“I think all special teams right now will be the key, but I think punt returner is probably my best special teams thing that I’m doing now,” he said. “So I think that will definitely help. I’m definitely improving, but I still have a long way to go.”
The 6-foot, 195-pound Colter was an impressive runner at Northwestern, either when lining up as quarterback or hauling in passes. But learning how to catch a punt has been his biggest NFL challenge so far.
He looked pretty good initially when catching balls from the Jugs machine, which simulated the spin off a right-footed punter. But he struggled a bit early this week when he began trying to haul in live balls from left-footed Vikings punter Jeff Locke.
“We had a few windy days, and it was challenging,” Colter said. “But that’s no excuse. You’ve still got to go out there and focus and catch it.”
Vikings special-teams coordinator Mike Priefer said Colter had made a “tremendous amount of progress,” and Locke said he never would have guessed Colter never had returned a punt before last spring.
“I’m very surprised hearing that,” Locke said. “He’s doing all right.”
The Vikings have the NFL’s leading punt returner from last season in cornerback Marcus Sherels, who averaged 15.2 yards a return. But there could be a spot open for a guy who could serve as Sherels’ backup while boosting depth at receiver.
Colter might now be best known for spearheading an effort by Northwestern players to form a union. Prior to that, he was a part-time starter at quarterback who completed 223 of 322 career passes (an impressive completion percentage of 69.3) and ran for 2,180 yards.

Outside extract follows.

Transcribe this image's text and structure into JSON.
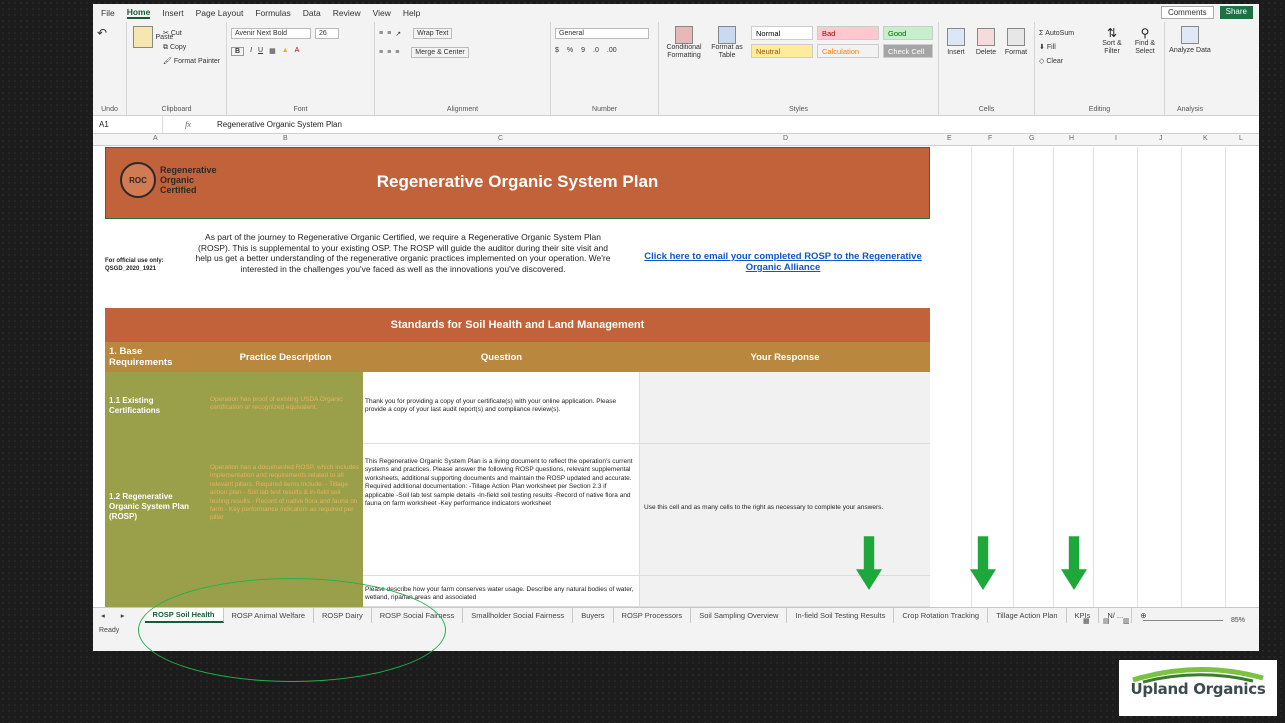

Most of Colter’s time at wide receiver was in 2012, when he caught 43 of his 63 career passes. He has been trying to pick up some of the finer points of that position.
“He has a lot of work to do to learn how to play receiver,” Vikings offensive coordinator Norv Turner said. “But, if he doesn’t make it, it’s not (for) lack of effort. He is working; he is studying. It’s a big transition to go from quarterback to receiver.”
It’s perhaps a bigger one learning from scratch to become a punt returner, but Colter said he has inspiration.
Atwaan Randle El, another Big Ten quarterback, became a solid punt returner while playing in the NFL with Pittsburgh and Washington from 2002-10.
“I always kind of looked up to Randle El, and I’m hoping that I could do something similar to him,” Colter said.